Epidemic "disability" is the predictable outcome of two generations of economic policy, from "trickle down economics" to NAFTA to "Welfare Reform" and "to-big-to-fail" bailouts. Ordinary citizens have no place in our hollowed-out, deindustrialized economy engineered for "knowledge workers" and "symbolic analysts." SSI is about the only shot the desperately poor have at a steady income.
It didn't—and doesn't—have to be this way. This month's Harper's has an essay by labor lawyer Thomas Geoghegan, "Consider the Germans," (subscription required) touting the reasons you'll see ordinary Germans all over the Grand Canyon, Disney World, and Broadway if ever you manage to get there yourself. Inevitably they'll be on tour for six months (six weeks, minimum), and they'll pity you with your lousy two-week vacation.
Geoghegan doesn't mention this, but for their 38-hour work week, German workers average a gross wage of 870.87 euros. That's 45,000 euros per year. Each euro is worth about $1.36. So the average German with a job makes about $59,000 per year.
One of the reasons Germans have longer vacations, shorter work weeks, and still get paid more than us is because, by German law, employees get to seat about half of every corporation's board of directors. With this power, workers can set "conditions" under which the bosses can lay people off, or outsource work to other countries.
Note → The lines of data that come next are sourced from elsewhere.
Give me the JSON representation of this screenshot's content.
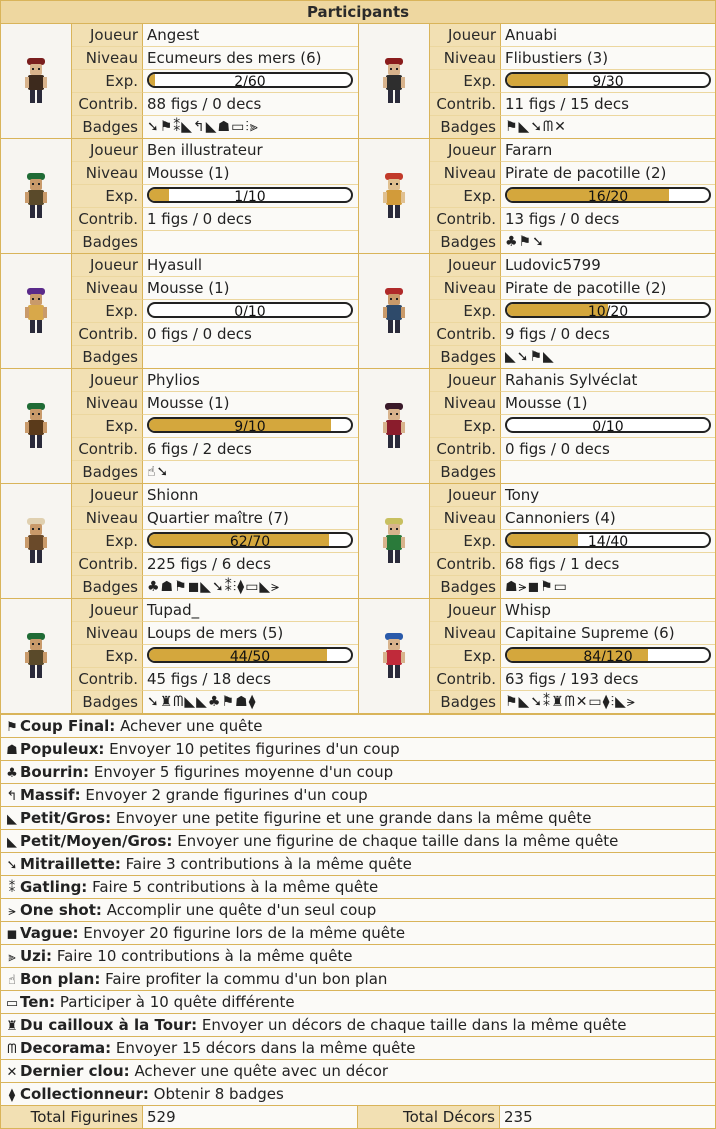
{
  "title": "Participants",
  "labels": {
    "player": "Joueur",
    "level": "Niveau",
    "exp": "Exp.",
    "contrib": "Contrib.",
    "badges": "Badges"
  },
  "players": [
    {
      "name": "Angest",
      "level": "Ecumeurs des mers (6)",
      "exp": "2/60",
      "progress": 0.033,
      "contrib": "88 figs / 0 decs",
      "badges": "➘⚑⁑◣↰◣☗▭⫶⫸",
      "colors": [
        "#7a1e1e",
        "#3d2a1d",
        "#d8b38c"
      ]
    },
    {
      "name": "Anuabi",
      "level": "Flibustiers (3)",
      "exp": "9/30",
      "progress": 0.3,
      "contrib": "11 figs / 15 decs",
      "badges": "⚑◣➘ᗰ✕",
      "colors": [
        "#8a1c1c",
        "#2e2e2e",
        "#d8b38c"
      ]
    },
    {
      "name": "Ben illustrateur",
      "level": "Mousse (1)",
      "exp": "1/10",
      "progress": 0.1,
      "contrib": "1 figs / 0 decs",
      "badges": "",
      "colors": [
        "#1f6b35",
        "#5a4a2a",
        "#c99a6a"
      ]
    },
    {
      "name": "Fararn",
      "level": "Pirate de pacotille (2)",
      "exp": "16/20",
      "progress": 0.8,
      "contrib": "13 figs / 0 decs",
      "badges": "♣⚑➘",
      "colors": [
        "#c23a2a",
        "#d29b3a",
        "#e0c090"
      ]
    },
    {
      "name": "Hyasull",
      "level": "Mousse (1)",
      "exp": "0/10",
      "progress": 0.0,
      "contrib": "0 figs / 0 decs",
      "badges": "",
      "colors": [
        "#5a2a8a",
        "#d8a84a",
        "#c99a6a"
      ]
    },
    {
      "name": "Ludovic5799",
      "level": "Pirate de pacotille (2)",
      "exp": "10/20",
      "progress": 0.5,
      "contrib": "9 figs / 0 decs",
      "badges": "◣➘⚑◣",
      "colors": [
        "#b02a2a",
        "#2e4a6a",
        "#c99a6a"
      ]
    },
    {
      "name": "Phylios",
      "level": "Mousse (1)",
      "exp": "9/10",
      "progress": 0.9,
      "contrib": "6 figs / 2 decs",
      "badges": "☝➘",
      "colors": [
        "#1f6b35",
        "#5a3a1a",
        "#c99a6a"
      ]
    },
    {
      "name": "Rahanis Sylvéclat",
      "level": "Mousse (1)",
      "exp": "0/10",
      "progress": 0.0,
      "contrib": "0 figs / 0 decs",
      "badges": "",
      "colors": [
        "#3a1a2a",
        "#8a1c2c",
        "#d8b38c"
      ]
    },
    {
      "name": "Shionn",
      "level": "Quartier maître (7)",
      "exp": "62/70",
      "progress": 0.886,
      "contrib": "225 figs / 6 decs",
      "badges": "♣☗⚑◼◣➘⁑⫶⧫▭◣⪫",
      "colors": [
        "#e0d0b0",
        "#6a4a2a",
        "#c99a6a"
      ]
    },
    {
      "name": "Tony",
      "level": "Cannoniers (4)",
      "exp": "14/40",
      "progress": 0.35,
      "contrib": "68 figs / 1 decs",
      "badges": "☗⪫◼⚑▭",
      "colors": [
        "#c8c060",
        "#2a7a3a",
        "#d8b38c"
      ]
    },
    {
      "name": "Tupad_",
      "level": "Loups de mers (5)",
      "exp": "44/50",
      "progress": 0.88,
      "contrib": "45 figs / 18 decs",
      "badges": "➘♜ᗰ◣◣♣⚑☗⧫",
      "colors": [
        "#1f6b35",
        "#5a4a2a",
        "#c99a6a"
      ]
    },
    {
      "name": "Whisp",
      "level": "Capitaine Supreme (6)",
      "exp": "84/120",
      "progress": 0.7,
      "contrib": "63 figs / 193 decs",
      "badges": "⚑◣➘⁑♜ᗰ✕▭⧫⫶◣⪫",
      "colors": [
        "#2a5aaa",
        "#c02a3a",
        "#d8b38c"
      ]
    }
  ],
  "legend": [
    {
      "icon": "⚑",
      "icon_name": "flag-icon",
      "name": "Coup Final:",
      "desc": "Achever une quête"
    },
    {
      "icon": "☗",
      "icon_name": "crowd-icon",
      "name": "Populeux:",
      "desc": "Envoyer 10 petites figurines d'un coup"
    },
    {
      "icon": "♣",
      "icon_name": "paw-icon",
      "name": "Bourrin:",
      "desc": "Envoyer 5 figurines moyenne d'un coup"
    },
    {
      "icon": "↰",
      "icon_name": "giant-icon",
      "name": "Massif:",
      "desc": "Envoyer 2 grande figurines d'un coup"
    },
    {
      "icon": "◣",
      "icon_name": "dragon-icon",
      "name": "Petit/Gros:",
      "desc": "Envoyer une petite figurine et une grande dans la même quête"
    },
    {
      "icon": "◣",
      "icon_name": "dragons-icon",
      "name": "Petit/Moyen/Gros:",
      "desc": "Envoyer une figurine de chaque taille dans la même quête"
    },
    {
      "icon": "➘",
      "icon_name": "machine-gun-icon",
      "name": "Mitraillette:",
      "desc": "Faire 3 contributions à la même quête"
    },
    {
      "icon": "⁑",
      "icon_name": "gatling-icon",
      "name": "Gatling:",
      "desc": "Faire 5 contributions à la même quête"
    },
    {
      "icon": "⪫",
      "icon_name": "one-shot-icon",
      "name": "One shot:",
      "desc": "Accomplir une quête d'un seul coup"
    },
    {
      "icon": "◼",
      "icon_name": "wave-icon",
      "name": "Vague:",
      "desc": "Envoyer 20 figurine lors de la même quête"
    },
    {
      "icon": "⫸",
      "icon_name": "uzi-icon",
      "name": "Uzi:",
      "desc": "Faire 10 contributions à la même quête"
    },
    {
      "icon": "☝",
      "icon_name": "thumbs-up-icon",
      "name": "Bon plan:",
      "desc": "Faire profiter la commu d'un bon plan"
    },
    {
      "icon": "▭",
      "icon_name": "battery-icon",
      "name": "Ten:",
      "desc": "Participer à 10 quête différente"
    },
    {
      "icon": "♜",
      "icon_name": "tower-icon",
      "name": "Du cailloux à la Tour:",
      "desc": "Envoyer un décors de chaque taille dans la même quête"
    },
    {
      "icon": "ᗰ",
      "icon_name": "arch-icon",
      "name": "Decorama:",
      "desc": "Envoyer 15 décors dans la même quête"
    },
    {
      "icon": "✕",
      "icon_name": "hammer-icon",
      "name": "Dernier clou:",
      "desc": "Achever une quête avec un décor"
    },
    {
      "icon": "⧫",
      "icon_name": "collector-icon",
      "name": "Collectionneur:",
      "desc": "Obtenir 8 badges"
    }
  ],
  "totals": {
    "fig_label": "Total Figurines",
    "fig_value": "529",
    "dec_label": "Total Décors",
    "dec_value": "235"
  }
}
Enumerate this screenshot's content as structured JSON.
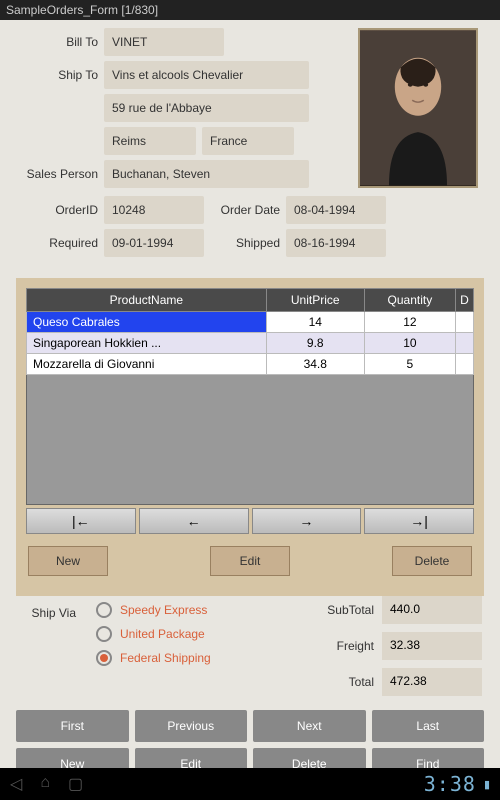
{
  "titlebar": "SampleOrders_Form [1/830]",
  "labels": {
    "billTo": "Bill To",
    "shipTo": "Ship To",
    "salesPerson": "Sales Person",
    "orderId": "OrderID",
    "orderDate": "Order Date",
    "required": "Required",
    "shipped": "Shipped",
    "shipVia": "Ship Via",
    "subTotal": "SubTotal",
    "freight": "Freight",
    "total": "Total"
  },
  "fields": {
    "billTo": "VINET",
    "shipToName": "Vins et alcools Chevalier",
    "shipToAddr": "59 rue de l'Abbaye",
    "shipToCity": "Reims",
    "shipToCountry": "France",
    "salesPerson": "Buchanan, Steven",
    "orderId": "10248",
    "orderDate": "08-04-1994",
    "required": "09-01-1994",
    "shipped": "08-16-1994"
  },
  "grid": {
    "headers": [
      "ProductName",
      "UnitPrice",
      "Quantity",
      "D"
    ],
    "rows": [
      {
        "name": "Queso Cabrales",
        "price": "14",
        "qty": "12",
        "sel": true
      },
      {
        "name": "Singaporean Hokkien ...",
        "price": "9.8",
        "qty": "10",
        "alt": true
      },
      {
        "name": "Mozzarella di Giovanni",
        "price": "34.8",
        "qty": "5"
      }
    ]
  },
  "gridButtons": {
    "new": "New",
    "edit": "Edit",
    "delete": "Delete"
  },
  "shipVia": {
    "options": [
      {
        "label": "Speedy Express",
        "checked": false
      },
      {
        "label": "United Package",
        "checked": false
      },
      {
        "label": "Federal Shipping",
        "checked": true
      }
    ]
  },
  "totals": {
    "subTotal": "440.0",
    "freight": "32.38",
    "total": "472.38"
  },
  "navButtons": {
    "first": "First",
    "previous": "Previous",
    "next": "Next",
    "last": "Last",
    "new": "New",
    "edit": "Edit",
    "delete": "Delete",
    "find": "Find"
  },
  "system": {
    "clock": "3:38"
  },
  "icons": {
    "navFirst": "|←",
    "navPrev": "←",
    "navNext": "→",
    "navLast": "→|"
  }
}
Wages are set across industries and across regions, the ideal being that everyone doing the same job gets paid about the same.
Americans—especially, ironically, American workers—deride this as "socialism."
Well, yes. It's socialism.
It's also a large part of the reason Germany is out-competing the U.S. as a high-tech, quality manufacturer, Geoghegan contends:
They have kept a tool-making, engineering culture, which our own entrepreneurs, dreamily buried in their Ayn Rand novels, have gutted. And now, thanks in large part to these smart structural decisions, Germany is not only competitive, it's rich.
The German system is no panacea. Unemployment is usually higher than here and the middle class has been shrinking there as everywhere (though unemployment in Germany, and the rest of Europe, is no where near as dire a proposition as it is here—you can still see a doctor, for instance). But Germany's comparatively inflexible labor market makes it much better at developing "human capital"—that mystical combination of smarts and loyalty to which U.S. managers pay lip service and little else.
The idea that American workers could take back some of the benefits our great-grandfathers and great-grandmothers fought and died for (anyone remember the 40-hour work week?) seems remote in these tea-bagging, immigrant-bashing, anti-socialist times. Geoghegan acknowledges this:
Is it likely? No. Is it possible? Yes. At any rate, it's just nonsense that "Europe's way" and "our way" can never be the same. We may have messed up our part in globalization, but we still have time to fix things.
But he is hopeful, and so am I. Everyday idiots have seen the fraud at the center of U.S. economic policy for 30 years at least. Now even the New York Times has caught on, and some of its readers have clearly been waiting. When I read the jobs piece on Sunday morning, the second most reader-recommended comment was this:
the blogs are filled with rumors that the 30's were just like this—that 2010 is in fact 1932. and it was not until the unemployed started demanding work, started striking that the capitalists started to understand the social need for WPA and other New Deal projects.
The truth is there is all kinds of money for health care, for jobs for everyone, but the politics is too skewed toward corporate greed today.
The top 1% in this country has as much as the bottom 90%? I wonder why that isn't a t shirt yet?
Revolting.Copyright © 2015, The Baltimore Sun